In particular, the ring signatures mix the spender's input with a group of others, making it exponentially more difficult to establish a link between each subsequent transaction. Also, the "stealth addresses" generated for each transaction make it impossible to discover the actual destination address of a transaction by anyone else other than the sender and the receiver. Finally, the "ring confidential transactions" mechanism hides the transferred amount.
Monero is designed to be resistant to application-specific integrated circuit mining, which is commonly used to mine other cryptocurrencies such as Bitcoin. It can be mined somewhat efficiently on consumer grade hardware such as x86, x86-64, ARM and GPUs.

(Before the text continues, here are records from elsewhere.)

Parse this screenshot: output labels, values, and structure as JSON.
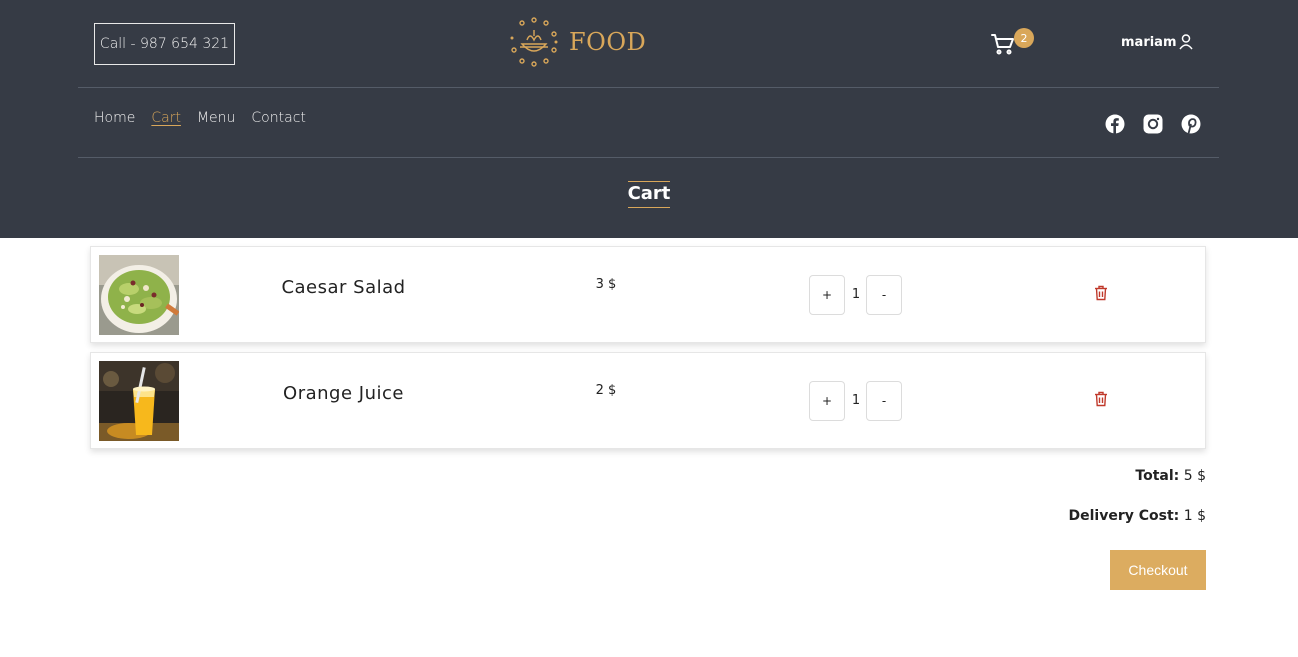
{
  "header": {
    "call_label": "Call - 987 654 321",
    "logo_text": "FOOD",
    "cart_count": "2",
    "username": "mariam"
  },
  "nav": {
    "items": [
      {
        "label": "Home",
        "active": false
      },
      {
        "label": "Cart",
        "active": true
      },
      {
        "label": "Menu",
        "active": false
      },
      {
        "label": "Contact",
        "active": false
      }
    ]
  },
  "social": [
    "facebook-icon",
    "instagram-icon",
    "pinterest-icon"
  ],
  "page_title": "Cart",
  "cart": {
    "items": [
      {
        "name": "Caesar Salad",
        "price": "3 $",
        "quantity": "1",
        "plus": "+",
        "minus": "-"
      },
      {
        "name": "Orange Juice",
        "price": "2 $",
        "quantity": "1",
        "plus": "+",
        "minus": "-"
      }
    ],
    "total_label": "Total:",
    "total_value": "5 $",
    "delivery_label": "Delivery Cost:",
    "delivery_value": "1 $",
    "checkout_label": "Checkout"
  },
  "colors": {
    "header_bg": "#363b45",
    "accent": "#d9a75a",
    "delete": "#c0392b"
  }
}
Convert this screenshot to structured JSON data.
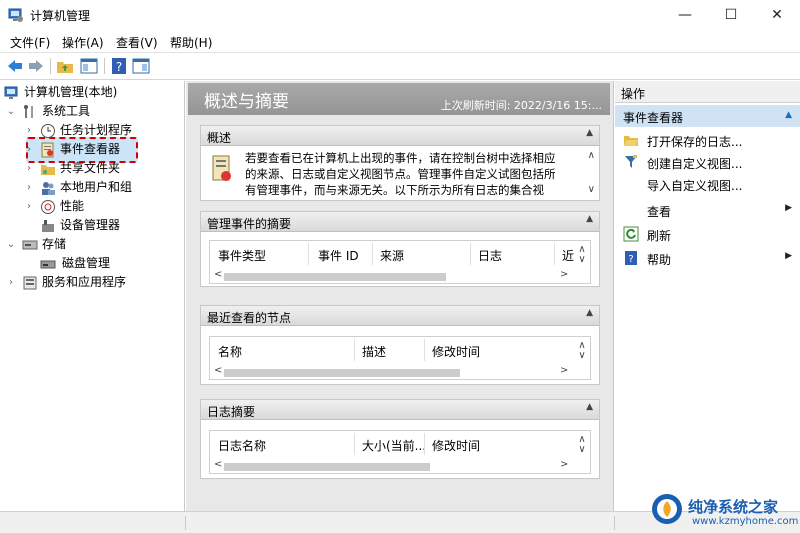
{
  "window": {
    "title": "计算机管理",
    "minimize": "—",
    "maximize": "☐",
    "close": "✕"
  },
  "menu": [
    "文件(F)",
    "操作(A)",
    "查看(V)",
    "帮助(H)"
  ],
  "tree": {
    "root": "计算机管理(本地)",
    "system_tools": "系统工具",
    "task_scheduler": "任务计划程序",
    "event_viewer": "事件查看器",
    "shared_folders": "共享文件夹",
    "local_users": "本地用户和组",
    "performance": "性能",
    "device_manager": "设备管理器",
    "storage": "存储",
    "disk_mgmt": "磁盘管理",
    "services_apps": "服务和应用程序"
  },
  "middle": {
    "title": "概述与摘要",
    "refresh": "上次刷新时间: 2022/3/16 15:...",
    "overview": {
      "title": "概述",
      "text": "若要查看已在计算机上出现的事件，请在控制台树中选择相应的来源、日志或自定义视图节点。管理事件自定义试图包括所有管理事件，而与来源无关。以下所示为所有日志的集合视"
    },
    "managed_events": {
      "title": "管理事件的摘要",
      "cols": [
        "事件类型",
        "事件 ID",
        "来源",
        "日志",
        "近"
      ]
    },
    "recent_nodes": {
      "title": "最近查看的节点",
      "cols": [
        "名称",
        "描述",
        "修改时间"
      ]
    },
    "log_summary": {
      "title": "日志摘要",
      "cols": [
        "日志名称",
        "大小(当前...",
        "修改时间"
      ]
    }
  },
  "actions": {
    "title": "操作",
    "group": "事件查看器",
    "items": [
      "打开保存的日志...",
      "创建自定义视图...",
      "导入自定义视图...",
      "查看",
      "刷新",
      "帮助"
    ]
  },
  "watermark": {
    "name": "纯净系统之家",
    "url": "www.kzmyhome.com"
  }
}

In 2014 Bitcointalk forum user known as thankful_for_today forked the codebase of Bytecoin into the name BitMonero, which is a compound of Bit (as in Bitcoin) and Monero (literally meaning "coin" in Esperanto). The release of BitMonero was very poorly received by the community that initially backed it. Plans to fix and improve Bytecoin with changes to block time, tail emission and block reward had all been ignored, and thankful_for_today simply disappeared from the development scene. A group of users led by Johnny Mnemonic decided that the community should take over the project, and five days later they did while also changing the name to be Monero.
Due its privacy features, Monero experienced rapid growth in market capitalization and transaction volume during the year 2016, faster and bigger than any other cytocurrency that year. This grown was driven by its uptake in the darknet market, where people used it to buy stolen credit cards, guns, and drugs. Two major darknet market were shut down in July 2017 by law enforcement. From the beginning, Monero has been used by people holding other cryptocurrencies like Bitcoin to break link between transactions, with the other cryptocoins first converted to Monero, then after some delay, converted back and sent to an address unrelated to those used before.
On January 10, 2017, the privacy of Monero transactions were further strengthened by the adoption of Bitcoin Core developer Gregory Maxwell's algorithm Confidential Transactions, hiding the amounts being transacted, in combination with an improved version of Ring Signatures.
After many online payment platforms shut down access for white nationalists following the Unite the Right rally in 2017, some of them, including Christopher Cantwell and Andrew Auernheimer ("weev"), started using and promoting Monero.
The operators behind the May 2017 global ransomware incident WannaCry converted their proceeds into Monero. In June, The Shadow Brokers, the group that leaked the code used in WannaCry, started accepting payments in Monero.
As of May 2018 Monero was led by 7 members, 49 developers and 3 researchers, with the unofficial figurehead of pseudonymous Luigi1111.
In April 2017 research highlighted three major threats to Monero users' privacy. The first relies on leveraging the ring signature size of zero, and ability to see the output amounts. The second, described as "Leveraging Output Merging", involves tracking transactions where two outputs belong to the same user, such as when a user is sending the funds to himself ("churning"). Finally the third threat, "Temporal Analysis", shows that predicting the right output in a ring signature could potentially be easier than previously thought.
Monero development team addressed the first concern in January 2017, prior to the actual release of the research paper, with introduction of Ring Confidential Transactions (RingCT) as well as mandating a minimum size of ring signatures in the March 2016 protocol upgrade. Monero developers also noted that Monero Research Labs, their academic and research arm, already noted and outlined the deficiency in two public research papers in 2014 and 2015.